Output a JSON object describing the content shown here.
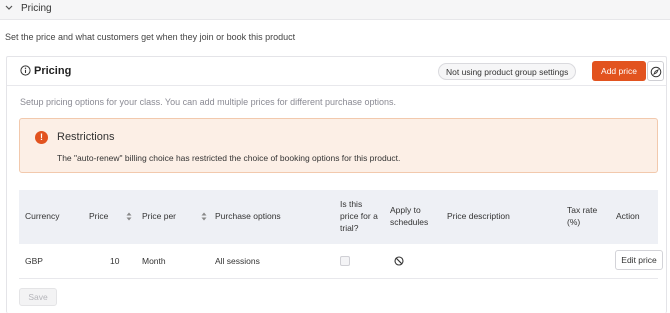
{
  "section": {
    "title": "Pricing",
    "intro": "Set the price and what customers get when they join or book this product"
  },
  "card": {
    "title": "Pricing",
    "group_settings_label": "Not using product group settings",
    "add_price_label": "Add price",
    "setup_text": "Setup pricing options for your class. You can add multiple prices for different purchase options."
  },
  "alert": {
    "title": "Restrictions",
    "text": "The \"auto-renew\" billing choice has restricted the choice of booking options for this product."
  },
  "table": {
    "headers": {
      "currency": "Currency",
      "price": "Price",
      "price_per": "Price per",
      "purchase_options": "Purchase options",
      "trial_1": "Is this",
      "trial_2": "price for a",
      "trial_3": "trial?",
      "apply_1": "Apply to",
      "apply_2": "schedules",
      "description": "Price description",
      "tax_1": "Tax rate",
      "tax_2": "(%)",
      "action": "Action"
    },
    "rows": [
      {
        "currency": "GBP",
        "price": "10",
        "price_per": "Month",
        "purchase_options": "All sessions",
        "trial_checked": false,
        "description": "",
        "tax_rate": "",
        "edit_label": "Edit price"
      }
    ]
  },
  "footer": {
    "save_label": "Save"
  },
  "colors": {
    "accent": "#e2531f",
    "alert_bg": "#fcefe6",
    "header_bg": "#eef0f5"
  },
  "icons": [
    "chevron-down-icon",
    "info-icon",
    "compass-icon",
    "alert-exclamation-icon",
    "sort-icon",
    "ban-icon"
  ]
}
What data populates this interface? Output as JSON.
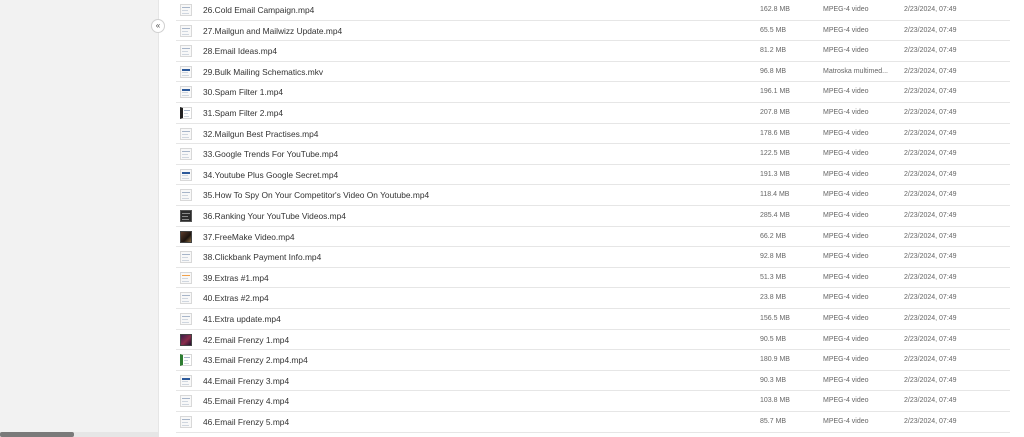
{
  "sidebar": {
    "collapse_label": "«"
  },
  "files": [
    {
      "name": "26.Cold Email Campaign.mp4",
      "size": "162.8 MB",
      "type": "MPEG-4 video",
      "modified": "2/23/2024, 07:49",
      "thumb": "doc"
    },
    {
      "name": "27.Mailgun and Mailwizz Update.mp4",
      "size": "65.5 MB",
      "type": "MPEG-4 video",
      "modified": "2/23/2024, 07:49",
      "thumb": "doc"
    },
    {
      "name": "28.Email Ideas.mp4",
      "size": "81.2 MB",
      "type": "MPEG-4 video",
      "modified": "2/23/2024, 07:49",
      "thumb": "doc"
    },
    {
      "name": "29.Bulk Mailing Schematics.mkv",
      "size": "96.8 MB",
      "type": "Matroska multimed...",
      "modified": "2/23/2024, 07:49",
      "thumb": "blue"
    },
    {
      "name": "30.Spam Filter 1.mp4",
      "size": "196.1 MB",
      "type": "MPEG-4 video",
      "modified": "2/23/2024, 07:49",
      "thumb": "blue"
    },
    {
      "name": "31.Spam Filter 2.mp4",
      "size": "207.8 MB",
      "type": "MPEG-4 video",
      "modified": "2/23/2024, 07:49",
      "thumb": "side-dark"
    },
    {
      "name": "32.Mailgun Best Practises.mp4",
      "size": "178.6 MB",
      "type": "MPEG-4 video",
      "modified": "2/23/2024, 07:49",
      "thumb": "doc"
    },
    {
      "name": "33.Google Trends For YouTube.mp4",
      "size": "122.5 MB",
      "type": "MPEG-4 video",
      "modified": "2/23/2024, 07:49",
      "thumb": "doc"
    },
    {
      "name": "34.Youtube Plus Google Secret.mp4",
      "size": "191.3 MB",
      "type": "MPEG-4 video",
      "modified": "2/23/2024, 07:49",
      "thumb": "blue"
    },
    {
      "name": "35.How To Spy On Your Competitor's Video On Youtube.mp4",
      "size": "118.4 MB",
      "type": "MPEG-4 video",
      "modified": "2/23/2024, 07:49",
      "thumb": "doc"
    },
    {
      "name": "36.Ranking Your YouTube Videos.mp4",
      "size": "285.4 MB",
      "type": "MPEG-4 video",
      "modified": "2/23/2024, 07:49",
      "thumb": "dark"
    },
    {
      "name": "37.FreeMake Video.mp4",
      "size": "66.2 MB",
      "type": "MPEG-4 video",
      "modified": "2/23/2024, 07:49",
      "thumb": "photo"
    },
    {
      "name": "38.Clickbank Payment Info.mp4",
      "size": "92.8 MB",
      "type": "MPEG-4 video",
      "modified": "2/23/2024, 07:49",
      "thumb": "doc"
    },
    {
      "name": "39.Extras #1.mp4",
      "size": "51.3 MB",
      "type": "MPEG-4 video",
      "modified": "2/23/2024, 07:49",
      "thumb": "orange"
    },
    {
      "name": "40.Extras #2.mp4",
      "size": "23.8 MB",
      "type": "MPEG-4 video",
      "modified": "2/23/2024, 07:49",
      "thumb": "doc"
    },
    {
      "name": "41.Extra update.mp4",
      "size": "156.5 MB",
      "type": "MPEG-4 video",
      "modified": "2/23/2024, 07:49",
      "thumb": "doc"
    },
    {
      "name": "42.Email Frenzy 1.mp4",
      "size": "90.5 MB",
      "type": "MPEG-4 video",
      "modified": "2/23/2024, 07:49",
      "thumb": "purple"
    },
    {
      "name": "43.Email Frenzy 2.mp4.mp4",
      "size": "180.9 MB",
      "type": "MPEG-4 video",
      "modified": "2/23/2024, 07:49",
      "thumb": "side-green"
    },
    {
      "name": "44.Email Frenzy 3.mp4",
      "size": "90.3 MB",
      "type": "MPEG-4 video",
      "modified": "2/23/2024, 07:49",
      "thumb": "blue"
    },
    {
      "name": "45.Email Frenzy 4.mp4",
      "size": "103.8 MB",
      "type": "MPEG-4 video",
      "modified": "2/23/2024, 07:49",
      "thumb": "doc"
    },
    {
      "name": "46.Email Frenzy 5.mp4",
      "size": "85.7 MB",
      "type": "MPEG-4 video",
      "modified": "2/23/2024, 07:49",
      "thumb": "doc"
    }
  ]
}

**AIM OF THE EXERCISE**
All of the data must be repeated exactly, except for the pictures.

**WRITTEN RESPONSE**
Output a JSON object describing the content shown here.
{
  "section": {
    "title": "Pricing",
    "intro": "Set the price and what customers get when they join or book this product"
  },
  "card": {
    "title": "Pricing",
    "group_settings_label": "Not using product group settings",
    "add_price_label": "Add price",
    "setup_text": "Setup pricing options for your class. You can add multiple prices for different purchase options."
  },
  "alert": {
    "title": "Restrictions",
    "text": "The \"auto-renew\" billing choice has restricted the choice of booking options for this product."
  },
  "table": {
    "headers": {
      "currency": "Currency",
      "price": "Price",
      "price_per": "Price per",
      "purchase_options": "Purchase options",
      "trial_1": "Is this",
      "trial_2": "price for a",
      "trial_3": "trial?",
      "apply_1": "Apply to",
      "apply_2": "schedules",
      "description": "Price description",
      "tax_1": "Tax rate",
      "tax_2": "(%)",
      "action": "Action"
    },
    "rows": [
      {
        "currency": "GBP",
        "price": "10",
        "price_per": "Month",
        "purchase_options": "All sessions",
        "trial_checked": false,
        "description": "",
        "tax_rate": "",
        "edit_label": "Edit price"
      }
    ]
  },
  "footer": {
    "save_label": "Save"
  },
  "colors": {
    "accent": "#e2531f",
    "alert_bg": "#fcefe6",
    "header_bg": "#eef0f5"
  },
  "icons": [
    "chevron-down-icon",
    "info-icon",
    "compass-icon",
    "alert-exclamation-icon",
    "sort-icon",
    "ban-icon"
  ]
}
What data populates this interface? Output as JSON.
{
  "sidebar": {
    "collapse_label": "«"
  },
  "files": [
    {
      "name": "26.Cold Email Campaign.mp4",
      "size": "162.8 MB",
      "type": "MPEG-4 video",
      "modified": "2/23/2024, 07:49",
      "thumb": "doc"
    },
    {
      "name": "27.Mailgun and Mailwizz Update.mp4",
      "size": "65.5 MB",
      "type": "MPEG-4 video",
      "modified": "2/23/2024, 07:49",
      "thumb": "doc"
    },
    {
      "name": "28.Email Ideas.mp4",
      "size": "81.2 MB",
      "type": "MPEG-4 video",
      "modified": "2/23/2024, 07:49",
      "thumb": "doc"
    },
    {
      "name": "29.Bulk Mailing Schematics.mkv",
      "size": "96.8 MB",
      "type": "Matroska multimed...",
      "modified": "2/23/2024, 07:49",
      "thumb": "blue"
    },
    {
      "name": "30.Spam Filter 1.mp4",
      "size": "196.1 MB",
      "type": "MPEG-4 video",
      "modified": "2/23/2024, 07:49",
      "thumb": "blue"
    },
    {
      "name": "31.Spam Filter 2.mp4",
      "size": "207.8 MB",
      "type": "MPEG-4 video",
      "modified": "2/23/2024, 07:49",
      "thumb": "side-dark"
    },
    {
      "name": "32.Mailgun Best Practises.mp4",
      "size": "178.6 MB",
      "type": "MPEG-4 video",
      "modified": "2/23/2024, 07:49",
      "thumb": "doc"
    },
    {
      "name": "33.Google Trends For YouTube.mp4",
      "size": "122.5 MB",
      "type": "MPEG-4 video",
      "modified": "2/23/2024, 07:49",
      "thumb": "doc"
    },
    {
      "name": "34.Youtube Plus Google Secret.mp4",
      "size": "191.3 MB",
      "type": "MPEG-4 video",
      "modified": "2/23/2024, 07:49",
      "thumb": "blue"
    },
    {
      "name": "35.How To Spy On Your Competitor's Video On Youtube.mp4",
      "size": "118.4 MB",
      "type": "MPEG-4 video",
      "modified": "2/23/2024, 07:49",
      "thumb": "doc"
    },
    {
      "name": "36.Ranking Your YouTube Videos.mp4",
      "size": "285.4 MB",
      "type": "MPEG-4 video",
      "modified": "2/23/2024, 07:49",
      "thumb": "dark"
    },
    {
      "name": "37.FreeMake Video.mp4",
      "size": "66.2 MB",
      "type": "MPEG-4 video",
      "modified": "2/23/2024, 07:49",
      "thumb": "photo"
    },
    {
      "name": "38.Clickbank Payment Info.mp4",
      "size": "92.8 MB",
      "type": "MPEG-4 video",
      "modified": "2/23/2024, 07:49",
      "thumb": "doc"
    },
    {
      "name": "39.Extras #1.mp4",
      "size": "51.3 MB",
      "type": "MPEG-4 video",
      "modified": "2/23/2024, 07:49",
      "thumb": "orange"
    },
    {
      "name": "40.Extras #2.mp4",
      "size": "23.8 MB",
      "type": "MPEG-4 video",
      "modified": "2/23/2024, 07:49",
      "thumb": "doc"
    },
    {
      "name": "41.Extra update.mp4",
      "size": "156.5 MB",
      "type": "MPEG-4 video",
      "modified": "2/23/2024, 07:49",
      "thumb": "doc"
    },
    {
      "name": "42.Email Frenzy 1.mp4",
      "size": "90.5 MB",
      "type": "MPEG-4 video",
      "modified": "2/23/2024, 07:49",
      "thumb": "purple"
    },
    {
      "name": "43.Email Frenzy 2.mp4.mp4",
      "size": "180.9 MB",
      "type": "MPEG-4 video",
      "modified": "2/23/2024, 07:49",
      "thumb": "side-green"
    },
    {
      "name": "44.Email Frenzy 3.mp4",
      "size": "90.3 MB",
      "type": "MPEG-4 video",
      "modified": "2/23/2024, 07:49",
      "thumb": "blue"
    },
    {
      "name": "45.Email Frenzy 4.mp4",
      "size": "103.8 MB",
      "type": "MPEG-4 video",
      "modified": "2/23/2024, 07:49",
      "thumb": "doc"
    },
    {
      "name": "46.Email Frenzy 5.mp4",
      "size": "85.7 MB",
      "type": "MPEG-4 video",
      "modified": "2/23/2024, 07:49",
      "thumb": "doc"
    }
  ]
}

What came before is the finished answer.